*** Opening PROVIDED MATERIAL ***

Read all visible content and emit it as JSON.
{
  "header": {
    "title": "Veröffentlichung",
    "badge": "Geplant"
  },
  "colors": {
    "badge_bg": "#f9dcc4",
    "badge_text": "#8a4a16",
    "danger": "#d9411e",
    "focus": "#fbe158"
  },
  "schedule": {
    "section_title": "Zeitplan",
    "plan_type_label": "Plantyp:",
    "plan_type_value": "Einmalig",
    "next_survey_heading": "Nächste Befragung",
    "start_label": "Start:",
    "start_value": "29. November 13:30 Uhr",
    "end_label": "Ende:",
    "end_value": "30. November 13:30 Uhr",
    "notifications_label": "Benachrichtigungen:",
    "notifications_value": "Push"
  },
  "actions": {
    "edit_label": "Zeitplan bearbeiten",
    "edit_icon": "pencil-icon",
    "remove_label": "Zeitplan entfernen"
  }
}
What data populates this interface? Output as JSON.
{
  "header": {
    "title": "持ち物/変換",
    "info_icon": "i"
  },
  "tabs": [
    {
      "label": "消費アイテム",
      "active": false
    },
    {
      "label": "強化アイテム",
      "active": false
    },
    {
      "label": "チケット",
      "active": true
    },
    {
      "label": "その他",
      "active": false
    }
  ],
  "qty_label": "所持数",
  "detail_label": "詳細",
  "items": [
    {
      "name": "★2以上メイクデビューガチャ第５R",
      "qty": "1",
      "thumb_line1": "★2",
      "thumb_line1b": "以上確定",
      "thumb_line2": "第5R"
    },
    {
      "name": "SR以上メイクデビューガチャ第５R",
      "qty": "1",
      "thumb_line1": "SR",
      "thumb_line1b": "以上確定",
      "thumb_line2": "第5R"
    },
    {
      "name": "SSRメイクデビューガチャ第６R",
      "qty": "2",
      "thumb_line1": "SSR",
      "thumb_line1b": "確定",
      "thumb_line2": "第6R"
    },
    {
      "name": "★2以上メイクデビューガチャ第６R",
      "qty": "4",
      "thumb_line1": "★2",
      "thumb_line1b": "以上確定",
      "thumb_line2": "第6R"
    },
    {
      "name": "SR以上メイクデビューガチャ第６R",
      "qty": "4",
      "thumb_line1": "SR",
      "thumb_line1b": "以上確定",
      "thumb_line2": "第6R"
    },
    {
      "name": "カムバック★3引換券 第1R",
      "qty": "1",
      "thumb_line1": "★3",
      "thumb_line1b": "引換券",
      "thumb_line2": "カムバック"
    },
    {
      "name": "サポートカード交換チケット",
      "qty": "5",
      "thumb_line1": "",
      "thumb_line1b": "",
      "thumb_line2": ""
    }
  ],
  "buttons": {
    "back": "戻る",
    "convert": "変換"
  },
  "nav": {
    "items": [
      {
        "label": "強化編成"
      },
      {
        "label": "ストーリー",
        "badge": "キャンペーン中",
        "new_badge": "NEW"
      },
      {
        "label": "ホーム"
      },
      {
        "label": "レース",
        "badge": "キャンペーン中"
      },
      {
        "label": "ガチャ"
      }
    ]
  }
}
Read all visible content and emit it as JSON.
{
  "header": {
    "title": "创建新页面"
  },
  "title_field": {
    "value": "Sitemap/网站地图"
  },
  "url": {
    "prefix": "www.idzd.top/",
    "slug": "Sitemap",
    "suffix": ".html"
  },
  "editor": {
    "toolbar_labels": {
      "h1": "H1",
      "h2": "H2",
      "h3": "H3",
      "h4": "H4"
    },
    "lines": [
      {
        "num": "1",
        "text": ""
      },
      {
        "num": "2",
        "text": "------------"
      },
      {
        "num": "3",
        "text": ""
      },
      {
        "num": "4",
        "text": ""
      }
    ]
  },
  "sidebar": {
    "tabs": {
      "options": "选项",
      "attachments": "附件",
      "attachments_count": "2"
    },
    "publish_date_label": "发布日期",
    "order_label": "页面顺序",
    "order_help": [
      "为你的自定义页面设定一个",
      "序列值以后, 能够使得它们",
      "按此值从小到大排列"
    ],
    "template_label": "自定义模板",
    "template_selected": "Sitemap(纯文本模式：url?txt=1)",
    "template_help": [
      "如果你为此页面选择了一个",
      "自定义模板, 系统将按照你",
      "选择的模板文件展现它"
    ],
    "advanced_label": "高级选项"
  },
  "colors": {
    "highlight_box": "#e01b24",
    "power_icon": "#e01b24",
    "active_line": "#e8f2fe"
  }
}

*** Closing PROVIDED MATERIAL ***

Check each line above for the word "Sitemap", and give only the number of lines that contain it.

3